Tony Pownall, general manager of Hudson Hong Kong, labelled it “an employee-driven market, particularly in IT”, with 51.2 per cent of firms planning to increase headcount – the largest of any sector.
“A lot of companies are really focusing on process improvements and efficiencies and merging different systems – basically doing things smarter,” he told The Reg.
Project management skills are therefore highly sought after, especially for the big business intelligence and business process management projects many businesses are looking to commence.
In fact, such demand has led to a spike in hiring expectations for contract work in both Hong Kong and Singapore, as firms look to take on IT staff for limited one or two year periods.
“Especially in Hong Kong there is a shortage of skilled IT candidates because in the previous five or six years not a lot of people have entered the profession,” explained Hudson IT&T consultant Candy Ho.
“If you have a very particular skills set like specialised solutions architect it will be to your advantage. If you have BI or software skills the chances of you getting a role in Hong Kong will also be higher, especially if you have European or US exposure.”
On the downside, Hong Kongers do seem to get the worst deal in Asia when it comes to working hours, with almost half of respondents working more than 51 hours each week thanks to increasingly demanding customers and more project work.
Pownall also softened that blow, claiming that although staff have to come to terms with a ‘work/life blend’ rather than a balance in Hong Kong, the rate of increase in working hours was lower than any other region.
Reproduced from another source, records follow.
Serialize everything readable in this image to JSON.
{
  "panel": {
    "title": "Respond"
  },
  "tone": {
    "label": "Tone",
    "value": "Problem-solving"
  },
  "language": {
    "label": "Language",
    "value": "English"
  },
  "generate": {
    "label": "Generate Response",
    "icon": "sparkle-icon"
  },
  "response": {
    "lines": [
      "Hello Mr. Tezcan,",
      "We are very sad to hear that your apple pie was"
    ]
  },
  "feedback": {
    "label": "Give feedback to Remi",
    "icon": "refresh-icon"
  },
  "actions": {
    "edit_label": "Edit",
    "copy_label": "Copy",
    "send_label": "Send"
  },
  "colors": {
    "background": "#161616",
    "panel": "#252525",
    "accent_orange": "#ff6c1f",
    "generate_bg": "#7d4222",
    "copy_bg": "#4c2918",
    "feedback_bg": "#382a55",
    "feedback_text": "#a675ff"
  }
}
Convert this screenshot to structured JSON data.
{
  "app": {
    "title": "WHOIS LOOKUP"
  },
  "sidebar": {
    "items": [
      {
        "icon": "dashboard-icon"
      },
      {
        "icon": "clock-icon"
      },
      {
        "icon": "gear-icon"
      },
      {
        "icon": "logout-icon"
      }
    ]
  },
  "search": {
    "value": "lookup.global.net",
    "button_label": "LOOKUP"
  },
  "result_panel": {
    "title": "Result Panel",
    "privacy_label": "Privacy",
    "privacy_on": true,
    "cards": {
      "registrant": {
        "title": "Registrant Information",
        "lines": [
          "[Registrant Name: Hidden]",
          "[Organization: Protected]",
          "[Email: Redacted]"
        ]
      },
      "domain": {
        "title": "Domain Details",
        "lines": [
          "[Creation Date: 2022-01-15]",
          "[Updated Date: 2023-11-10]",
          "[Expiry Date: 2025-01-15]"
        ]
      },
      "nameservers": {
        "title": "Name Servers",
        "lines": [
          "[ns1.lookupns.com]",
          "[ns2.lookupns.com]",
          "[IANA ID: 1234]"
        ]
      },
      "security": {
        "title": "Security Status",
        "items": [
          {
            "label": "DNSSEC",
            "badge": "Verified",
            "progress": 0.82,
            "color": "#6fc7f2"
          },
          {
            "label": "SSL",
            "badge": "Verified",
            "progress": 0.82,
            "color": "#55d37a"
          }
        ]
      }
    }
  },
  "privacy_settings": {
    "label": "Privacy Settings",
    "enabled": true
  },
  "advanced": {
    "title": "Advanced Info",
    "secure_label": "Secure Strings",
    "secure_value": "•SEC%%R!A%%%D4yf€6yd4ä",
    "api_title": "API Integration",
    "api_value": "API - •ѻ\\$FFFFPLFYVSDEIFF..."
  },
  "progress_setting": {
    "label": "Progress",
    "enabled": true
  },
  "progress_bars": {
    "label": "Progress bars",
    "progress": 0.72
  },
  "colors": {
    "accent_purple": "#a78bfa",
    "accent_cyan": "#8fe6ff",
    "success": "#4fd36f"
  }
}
Burn-out rates are also among the region's lowest in the Special Administrative Region.
In Singapore, however, a third of employers are reporting an increase in burn out as workloads increase.
Andrew Tomich, executive GM of Hudson Singapore, argued that employers could do more to help by embracing flexible working and providing resources so that staff can better manage stress.
“They need to provide greater clarity around roles and delivery expectations, improve alignment of employee skill sets and job requirements and hire contractors to support employees at risk of burnout,” he added. ®
Current economique climate dilemma
Given the current state of the economique climate, personally I would consider a move to Asia way up on the High Risk chart.
Besides the option of travelling I really don't see what advantages there would be working in overcrowded cities where rents/costs are on par or above typical European cities.
I had considered it a few years back but at the end of the day I couldn't find any real advantage. I have already travelled and worked abraod, I still do, so that side of things is not appealing. My current salary allows me sufficient perks so its not a salary thing. I do agree that the culture would be interesting but is that enough ? it is just for a temporary 3 or 4 years stint ? It would take at least 1 year to become comfortable getting about and learning the basics of the language. That would leave maybe a further 2 or 3 years before you start pining for your homeland.
So unless you are young and ambitious, but then you wouldn't have any experience to offer, who exactly would these jobs offers appeal to ? Its an honest question and not a critique.
In the US many IT workers, those few still working in IT are pulling over 50 hour weeks.
The problem is not a problem, unless the corporation or someone with juice in the party does it for you the official work permit period is 90 days with a cap on 3 renewals and the PRC says what jobs are available.
I was an economic refugee in Hong Kong in the early 1990s. I scrimped and saved so that I could afford to come back home to the UK and put a 11% deposit down on my house. But now I'm 20 years older and have geographical ties, I can't just up sticks and go to the other side of the world.
Anyway, IT is intrinsically non-location-dependant. If Asian IT companies demand my skills, they can damn well pay me to do the work here in the UK. There's this modern thing called long-distance electronic communication, you may have heard about it, it's only been around about 190 years.